Assignment: Pick out the lines below that include the string "JSON".

Data shown:
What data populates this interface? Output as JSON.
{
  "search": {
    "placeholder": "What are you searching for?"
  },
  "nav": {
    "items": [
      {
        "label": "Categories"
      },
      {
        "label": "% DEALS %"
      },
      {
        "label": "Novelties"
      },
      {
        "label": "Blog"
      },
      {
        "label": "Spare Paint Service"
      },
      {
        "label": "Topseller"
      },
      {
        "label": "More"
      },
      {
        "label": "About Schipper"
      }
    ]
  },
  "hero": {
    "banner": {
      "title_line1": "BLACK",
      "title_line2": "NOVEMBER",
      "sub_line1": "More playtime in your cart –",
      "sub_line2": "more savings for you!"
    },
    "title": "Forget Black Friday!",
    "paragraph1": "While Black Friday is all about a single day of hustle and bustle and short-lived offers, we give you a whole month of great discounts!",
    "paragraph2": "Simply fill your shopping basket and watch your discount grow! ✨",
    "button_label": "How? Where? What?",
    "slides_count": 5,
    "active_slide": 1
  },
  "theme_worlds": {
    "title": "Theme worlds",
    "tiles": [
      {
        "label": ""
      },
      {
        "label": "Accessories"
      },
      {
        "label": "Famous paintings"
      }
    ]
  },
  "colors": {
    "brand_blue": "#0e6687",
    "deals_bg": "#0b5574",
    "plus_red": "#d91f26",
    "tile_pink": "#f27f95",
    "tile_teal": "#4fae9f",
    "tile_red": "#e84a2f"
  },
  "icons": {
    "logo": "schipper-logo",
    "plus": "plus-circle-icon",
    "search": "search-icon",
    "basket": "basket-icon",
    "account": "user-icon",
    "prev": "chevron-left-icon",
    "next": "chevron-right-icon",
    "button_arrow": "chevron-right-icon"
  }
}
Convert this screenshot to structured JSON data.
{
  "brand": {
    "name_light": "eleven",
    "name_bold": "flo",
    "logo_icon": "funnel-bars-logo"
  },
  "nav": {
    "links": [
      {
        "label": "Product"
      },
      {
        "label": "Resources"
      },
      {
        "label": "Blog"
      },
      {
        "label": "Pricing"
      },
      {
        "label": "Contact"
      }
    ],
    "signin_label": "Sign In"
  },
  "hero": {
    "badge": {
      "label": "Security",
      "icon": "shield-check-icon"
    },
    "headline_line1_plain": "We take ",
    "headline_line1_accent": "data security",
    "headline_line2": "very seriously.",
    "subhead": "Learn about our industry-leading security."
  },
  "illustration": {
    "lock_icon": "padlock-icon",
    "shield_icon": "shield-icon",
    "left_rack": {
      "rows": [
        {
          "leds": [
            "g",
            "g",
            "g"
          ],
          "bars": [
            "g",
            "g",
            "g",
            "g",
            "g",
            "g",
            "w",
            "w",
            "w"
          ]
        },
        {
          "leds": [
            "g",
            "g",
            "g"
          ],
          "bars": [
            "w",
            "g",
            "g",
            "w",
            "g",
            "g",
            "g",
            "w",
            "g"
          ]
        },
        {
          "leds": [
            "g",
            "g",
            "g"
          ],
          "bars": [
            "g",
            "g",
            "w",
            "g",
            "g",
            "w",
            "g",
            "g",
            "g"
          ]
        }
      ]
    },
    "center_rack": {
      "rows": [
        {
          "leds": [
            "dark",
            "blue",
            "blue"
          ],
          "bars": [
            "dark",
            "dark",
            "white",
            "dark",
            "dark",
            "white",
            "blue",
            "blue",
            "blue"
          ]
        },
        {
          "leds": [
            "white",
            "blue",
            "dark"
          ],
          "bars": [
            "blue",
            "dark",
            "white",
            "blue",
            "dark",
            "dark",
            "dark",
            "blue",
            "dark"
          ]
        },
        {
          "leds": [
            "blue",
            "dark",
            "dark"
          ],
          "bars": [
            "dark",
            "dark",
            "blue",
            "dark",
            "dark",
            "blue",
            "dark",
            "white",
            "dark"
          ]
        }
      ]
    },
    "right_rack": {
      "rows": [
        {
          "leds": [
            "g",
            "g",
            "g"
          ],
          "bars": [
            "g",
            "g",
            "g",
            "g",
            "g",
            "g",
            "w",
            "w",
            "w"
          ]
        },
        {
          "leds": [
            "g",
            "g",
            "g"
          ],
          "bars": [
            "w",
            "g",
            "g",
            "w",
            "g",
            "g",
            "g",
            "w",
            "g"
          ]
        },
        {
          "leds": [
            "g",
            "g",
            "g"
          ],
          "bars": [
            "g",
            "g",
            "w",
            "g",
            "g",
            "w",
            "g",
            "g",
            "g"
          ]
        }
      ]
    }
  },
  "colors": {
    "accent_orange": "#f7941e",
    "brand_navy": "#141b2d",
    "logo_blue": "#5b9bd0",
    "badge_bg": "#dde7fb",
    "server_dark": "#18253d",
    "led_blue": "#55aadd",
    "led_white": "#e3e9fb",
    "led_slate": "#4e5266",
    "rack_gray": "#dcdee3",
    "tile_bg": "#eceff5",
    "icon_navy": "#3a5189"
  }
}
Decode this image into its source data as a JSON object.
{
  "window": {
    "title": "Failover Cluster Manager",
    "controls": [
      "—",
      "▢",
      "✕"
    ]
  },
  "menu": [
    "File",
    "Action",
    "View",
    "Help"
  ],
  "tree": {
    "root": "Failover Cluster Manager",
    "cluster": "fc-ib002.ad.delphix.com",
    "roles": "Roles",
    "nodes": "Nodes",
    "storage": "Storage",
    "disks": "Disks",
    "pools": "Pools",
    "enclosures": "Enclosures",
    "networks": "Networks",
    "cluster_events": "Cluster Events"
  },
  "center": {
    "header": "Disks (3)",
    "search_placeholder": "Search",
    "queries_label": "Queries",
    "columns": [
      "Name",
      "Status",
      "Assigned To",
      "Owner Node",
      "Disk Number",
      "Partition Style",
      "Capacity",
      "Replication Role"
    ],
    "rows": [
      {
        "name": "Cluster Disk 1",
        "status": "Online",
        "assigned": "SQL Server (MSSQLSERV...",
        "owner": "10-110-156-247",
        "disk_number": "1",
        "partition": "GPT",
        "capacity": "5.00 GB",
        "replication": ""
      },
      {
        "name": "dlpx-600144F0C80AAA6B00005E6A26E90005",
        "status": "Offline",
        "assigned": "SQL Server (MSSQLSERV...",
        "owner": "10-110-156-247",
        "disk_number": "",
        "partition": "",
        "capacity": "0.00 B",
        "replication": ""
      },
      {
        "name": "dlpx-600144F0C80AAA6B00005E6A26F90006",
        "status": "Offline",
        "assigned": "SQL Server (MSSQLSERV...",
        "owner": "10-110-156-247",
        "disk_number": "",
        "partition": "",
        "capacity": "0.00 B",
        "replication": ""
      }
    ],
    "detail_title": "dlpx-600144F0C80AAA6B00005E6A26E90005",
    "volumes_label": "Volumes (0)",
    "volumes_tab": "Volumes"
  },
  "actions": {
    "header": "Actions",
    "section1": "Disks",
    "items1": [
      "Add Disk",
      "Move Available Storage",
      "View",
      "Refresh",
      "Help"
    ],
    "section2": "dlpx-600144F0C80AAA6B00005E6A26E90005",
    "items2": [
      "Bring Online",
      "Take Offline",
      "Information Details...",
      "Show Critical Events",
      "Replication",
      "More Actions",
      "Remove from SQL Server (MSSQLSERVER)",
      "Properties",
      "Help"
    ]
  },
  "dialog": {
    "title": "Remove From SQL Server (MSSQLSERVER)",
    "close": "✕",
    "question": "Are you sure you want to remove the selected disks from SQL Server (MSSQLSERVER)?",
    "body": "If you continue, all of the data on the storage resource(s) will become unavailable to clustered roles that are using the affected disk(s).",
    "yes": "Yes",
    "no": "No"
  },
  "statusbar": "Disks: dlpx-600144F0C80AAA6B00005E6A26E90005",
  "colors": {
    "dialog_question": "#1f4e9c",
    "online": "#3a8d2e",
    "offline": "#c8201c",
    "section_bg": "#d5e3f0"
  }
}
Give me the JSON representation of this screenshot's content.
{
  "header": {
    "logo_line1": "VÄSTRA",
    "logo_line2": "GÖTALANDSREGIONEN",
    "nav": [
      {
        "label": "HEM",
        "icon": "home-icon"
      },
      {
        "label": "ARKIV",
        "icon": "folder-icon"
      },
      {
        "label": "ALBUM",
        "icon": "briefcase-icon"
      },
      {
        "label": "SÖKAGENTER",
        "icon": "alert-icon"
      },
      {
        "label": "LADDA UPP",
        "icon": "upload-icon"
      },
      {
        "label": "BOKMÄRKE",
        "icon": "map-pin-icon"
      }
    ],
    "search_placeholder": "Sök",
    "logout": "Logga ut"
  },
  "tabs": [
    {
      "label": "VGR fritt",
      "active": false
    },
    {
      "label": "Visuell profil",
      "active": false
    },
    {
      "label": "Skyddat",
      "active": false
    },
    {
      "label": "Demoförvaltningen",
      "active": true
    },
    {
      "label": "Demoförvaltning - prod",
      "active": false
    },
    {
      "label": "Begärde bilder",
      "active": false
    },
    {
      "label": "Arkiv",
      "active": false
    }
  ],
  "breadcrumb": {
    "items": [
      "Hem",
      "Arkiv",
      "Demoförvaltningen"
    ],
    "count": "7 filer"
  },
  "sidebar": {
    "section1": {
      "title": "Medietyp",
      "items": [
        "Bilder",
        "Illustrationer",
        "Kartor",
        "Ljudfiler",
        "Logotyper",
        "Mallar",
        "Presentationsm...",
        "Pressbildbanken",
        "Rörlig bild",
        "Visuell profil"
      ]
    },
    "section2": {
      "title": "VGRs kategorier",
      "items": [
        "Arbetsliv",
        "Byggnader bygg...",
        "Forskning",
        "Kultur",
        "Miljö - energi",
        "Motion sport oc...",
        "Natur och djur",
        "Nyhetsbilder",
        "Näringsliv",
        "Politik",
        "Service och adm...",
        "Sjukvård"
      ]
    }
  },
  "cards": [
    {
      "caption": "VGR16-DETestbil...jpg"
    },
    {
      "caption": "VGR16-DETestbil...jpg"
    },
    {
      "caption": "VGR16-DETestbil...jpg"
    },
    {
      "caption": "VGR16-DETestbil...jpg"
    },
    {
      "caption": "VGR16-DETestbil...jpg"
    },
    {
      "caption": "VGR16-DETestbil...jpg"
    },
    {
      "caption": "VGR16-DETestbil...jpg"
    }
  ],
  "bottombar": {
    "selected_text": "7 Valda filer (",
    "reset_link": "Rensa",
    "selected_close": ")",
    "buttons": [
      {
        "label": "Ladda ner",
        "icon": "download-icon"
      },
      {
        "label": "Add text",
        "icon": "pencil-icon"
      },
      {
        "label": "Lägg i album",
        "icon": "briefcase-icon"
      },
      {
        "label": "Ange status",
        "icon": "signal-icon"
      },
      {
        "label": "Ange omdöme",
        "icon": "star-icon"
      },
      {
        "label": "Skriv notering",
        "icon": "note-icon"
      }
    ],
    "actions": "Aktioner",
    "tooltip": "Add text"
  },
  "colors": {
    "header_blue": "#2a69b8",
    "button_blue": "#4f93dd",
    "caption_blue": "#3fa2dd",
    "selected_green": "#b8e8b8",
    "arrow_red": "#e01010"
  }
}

Task output:
What data populates this interface? Output as JSON.
Convert this screenshot to structured JSON data.
Decode this image into its source data as a JSON object.
Give me the JSON representation of this screenshot's content.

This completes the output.